Occasionally, the Earth will give up some of her secrets. If one should be so lucky as to stumble across one of those secrets, it can have a lasting impact on how that individual sees himself, and the world around him. History is not just the past, but our past.
On my way to a hunting stand one morning, my headlamp caught a glint of white, protruding from the red clay on the bank that I was crossing. I laid my recurve bow on the ground and took great care digging the point out of the mud, then wiped it off on my shirt tail. The serrated edge was as sharp as the day it was made, long before Europeans set foot in North America.
Over the years, I have found several points, each unique, bearing the mark of the one who made it. The smaller ones being bird-points, or true arrowheads, the larger were no doubt spear points, used with an atlatl, a device used to hurl the spear at game, or enemy in time of war.
They turn up in field edges after heavy rains, or on old logging roads. Sometimes the plow would bring them to the surface of the ground where we grew our garden. Though I have found a few made of chert or perhaps flint, most of the ones around here were made of quartz like this one. In a clearing just over the hill from here, I found three lying amongst a field of chipped quartz. They looked unfinished, possibly culls, seeing as how they never made it from the place they were knapped.
I tucked the arrowhead deep in my pocket, and continued to my stand.
Once I got situated, I pulled an arrow from my quiver, an Easton aluminum tipped with a Zwicky broadhead, and laid it across the string and rest. Feeling with my fingertips, I nocked the arrow and hung it on a nail I drove into the tree. I reached into my pocket and pulled the point out and studied it. My mind started to drift back to a time long ago, trying to conjure an image of the one who might have crafted the point, and I wondered if he was the one who would use it to hunt with. I pictured the arrowhead attached to a river cane arrow, hafted with sinew from a deer's hind leg and pine pitch, fletched with the feathers of a wild turkey.I also wondered if this man was a Cherokee, or one of the lesser-known tribes that inhabited the area before Columbus.

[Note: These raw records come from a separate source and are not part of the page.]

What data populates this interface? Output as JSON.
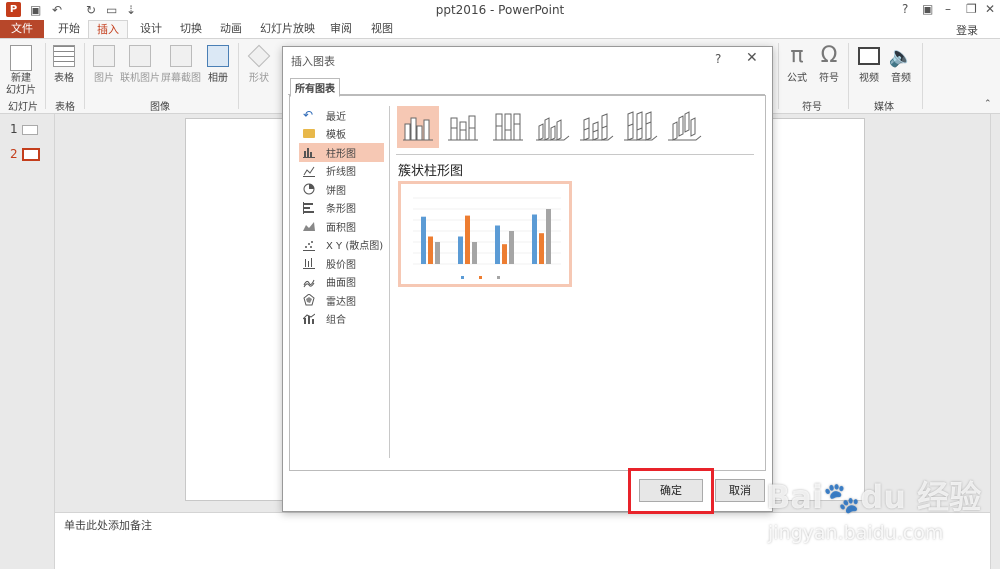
{
  "window": {
    "title": "ppt2016 - PowerPoint",
    "help": "?"
  },
  "tabs": [
    "文件",
    "开始",
    "插入",
    "设计",
    "切换",
    "动画",
    "幻灯片放映",
    "审阅",
    "视图"
  ],
  "active_tab": "插入",
  "login": "登录",
  "ribbon": {
    "new_slide": "新建\n幻灯片",
    "table": "表格",
    "picture": "图片",
    "online_picture": "联机图片",
    "screenshot": "屏幕截图",
    "album": "相册",
    "shape": "形状",
    "formula": "公式",
    "symbol": "符号",
    "video": "视频",
    "audio": "音频",
    "groups": {
      "slides": "幻灯片",
      "tables": "表格",
      "images": "图像",
      "symbols": "符号",
      "media": "媒体"
    }
  },
  "thumbnails": [
    {
      "num": "1"
    },
    {
      "num": "2"
    }
  ],
  "notes_placeholder": "单击此处添加备注",
  "dialog": {
    "title": "插入图表",
    "tab": "所有图表",
    "chart_types": [
      "最近",
      "模板",
      "柱形图",
      "折线图",
      "饼图",
      "条形图",
      "面积图",
      "X Y (散点图)",
      "股价图",
      "曲面图",
      "雷达图",
      "组合"
    ],
    "selected_type": "柱形图",
    "selected_subtype": "簇状柱形图",
    "ok": "确定",
    "cancel": "取消"
  },
  "preview_chart": {
    "colors": [
      "#5b9bd5",
      "#ed7d31",
      "#a5a5a5"
    ]
  },
  "watermark": {
    "brand": "Bai du 经验",
    "url": "jingyan.baidu.com"
  },
  "highlight_color": "#e8232a"
}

I felt a connection sitting there in the middle of the same woods, though I am sure it was dramatically different than the woods he roamed so long ago. I wondered if he was a successful hunter, or if he was like me, sort-of a screw up. No doubt that this hunter had a family or clan to feed, and just like my family, they counted on him returning home with a great story, even if he came home empty-handed.